Hank Silverberg, wtop.com
FAIRFAX, Va – Fairfax County, the Washington region’s biggest county, is feeling the pinch of a slow economy and indecision on federal budget cuts.
Fairfax County’s Executive Ed Long is proposing a budget of $3.59 billion for fiscal year 2014 that raises property taxes while cutting cuts funding for libraries and parks. The budget would eliminate 91 jobs.
The proposed Fairfax County budget includes a property tax rate increase of 2 cents per $100 of assessed value. The rate would go from $1.075 to $1.095 per $100 of assessed value. The average homeowner would pay about $262 a year more in taxes if the budget is approved.
Of the 91 jobs the county would cut, 79 are open jobs that will not be filled. Twelve people could lose their current jobs.
Long says planning for the next two years has become more difficult because of the indecision in Congress over federal budget cuts. He says the uncertainty makes it more difficult for both government and businesses to plan.
“The sooner the better,” he says in reference to the March 1 deadline for Congress to undo a provision that would impose across the board federal spending cuts nationwide.
“Make the decisions,” Long says. “Let’s move forward.”
In his letter to the Board of Supervisors, Long wrote:

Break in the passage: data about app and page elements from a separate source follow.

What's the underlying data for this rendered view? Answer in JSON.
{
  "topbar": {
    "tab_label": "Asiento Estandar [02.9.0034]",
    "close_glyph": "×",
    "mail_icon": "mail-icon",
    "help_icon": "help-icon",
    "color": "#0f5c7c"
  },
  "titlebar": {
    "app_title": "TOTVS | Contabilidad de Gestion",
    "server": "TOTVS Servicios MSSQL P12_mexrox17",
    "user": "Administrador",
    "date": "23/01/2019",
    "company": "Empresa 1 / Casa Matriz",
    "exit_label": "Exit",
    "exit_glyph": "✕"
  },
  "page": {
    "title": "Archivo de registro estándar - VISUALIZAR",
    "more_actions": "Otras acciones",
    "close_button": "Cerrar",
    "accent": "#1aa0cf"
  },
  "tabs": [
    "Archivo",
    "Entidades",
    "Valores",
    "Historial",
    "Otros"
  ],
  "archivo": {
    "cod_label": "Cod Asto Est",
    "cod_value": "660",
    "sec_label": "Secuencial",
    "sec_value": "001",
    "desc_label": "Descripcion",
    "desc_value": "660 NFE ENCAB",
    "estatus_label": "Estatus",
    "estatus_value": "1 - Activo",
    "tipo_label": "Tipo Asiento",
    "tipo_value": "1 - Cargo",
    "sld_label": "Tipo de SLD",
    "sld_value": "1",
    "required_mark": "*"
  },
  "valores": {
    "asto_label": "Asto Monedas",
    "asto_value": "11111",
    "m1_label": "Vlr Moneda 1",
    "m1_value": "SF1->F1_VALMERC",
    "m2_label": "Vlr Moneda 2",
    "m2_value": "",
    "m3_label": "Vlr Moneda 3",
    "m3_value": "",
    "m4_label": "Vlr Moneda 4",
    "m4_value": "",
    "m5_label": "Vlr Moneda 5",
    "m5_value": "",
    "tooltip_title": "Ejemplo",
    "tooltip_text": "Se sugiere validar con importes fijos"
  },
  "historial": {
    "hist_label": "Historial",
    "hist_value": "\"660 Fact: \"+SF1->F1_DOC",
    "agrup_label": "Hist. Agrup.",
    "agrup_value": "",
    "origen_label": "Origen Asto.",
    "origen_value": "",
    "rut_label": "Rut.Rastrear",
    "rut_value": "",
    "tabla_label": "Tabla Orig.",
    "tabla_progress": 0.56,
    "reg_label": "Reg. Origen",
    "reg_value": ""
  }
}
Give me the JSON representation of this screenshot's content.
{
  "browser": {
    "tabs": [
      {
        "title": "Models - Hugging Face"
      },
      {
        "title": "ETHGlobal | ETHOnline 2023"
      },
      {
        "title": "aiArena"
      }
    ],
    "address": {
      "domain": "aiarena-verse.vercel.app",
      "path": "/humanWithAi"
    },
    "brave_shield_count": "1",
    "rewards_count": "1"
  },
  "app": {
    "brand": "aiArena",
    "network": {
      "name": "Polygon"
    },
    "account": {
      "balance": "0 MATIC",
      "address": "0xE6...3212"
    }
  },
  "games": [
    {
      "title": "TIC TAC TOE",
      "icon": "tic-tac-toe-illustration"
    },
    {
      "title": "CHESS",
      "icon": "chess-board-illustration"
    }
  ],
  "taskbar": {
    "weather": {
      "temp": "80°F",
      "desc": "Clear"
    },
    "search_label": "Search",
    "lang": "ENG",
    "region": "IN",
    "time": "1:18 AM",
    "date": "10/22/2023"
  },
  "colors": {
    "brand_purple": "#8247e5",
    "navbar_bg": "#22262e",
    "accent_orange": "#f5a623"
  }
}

“As we begin our work on the FY 2014 budget, the economy is showing extremely slow growth. The federal budget showdown continues. Although it avoided the fiscal cliff, Congress must still deal with the debt ceiling, the federal budget deficit and sequestration. The impact of sequestration is potentially significant and perhaps more importantly, largely unknown. The uncertainty regarding federal budget actions clearly impacts our economy. Our residential real estate market continues to improve, and at a more healthy rate of 3.50 percent, but commercial assessments are only up 0.14 percent. This is a very sharp drop from the level last year and points to concern in the business community about the impact of sequestration since commercial values are reliant on vacancy lease rates. Commercial expansion is not likely until the sequestration impacts are clearer. The results of this uncertainty are likely to keep real estate tax growth down in the near term.”
Fairfax County Public Schools, the largest school system in Virginia, would be allocated $1.889 million under the proposed budget. That is about about $62 million less than the superintendent requested.
Funding for schools is 52.6 percent of the overall county budget.
Long says his proposed budget will cover the school district’s projected enrollment growth, but he says that may force the school board to rethink pay raises for teachers.
“That’s the debate that has to take place, as to whether or not the timing is right to go forward with those,” he says.
Under the budget plan, the county’s 12,000 non-school employees would not get pay raises.
Public hearings on the budget proposal are set for 6 p.m. April 9, and at 3 p.m. April 10 and April 11.
The Board of Supervisors is scheduled to adopt a budget on April 30.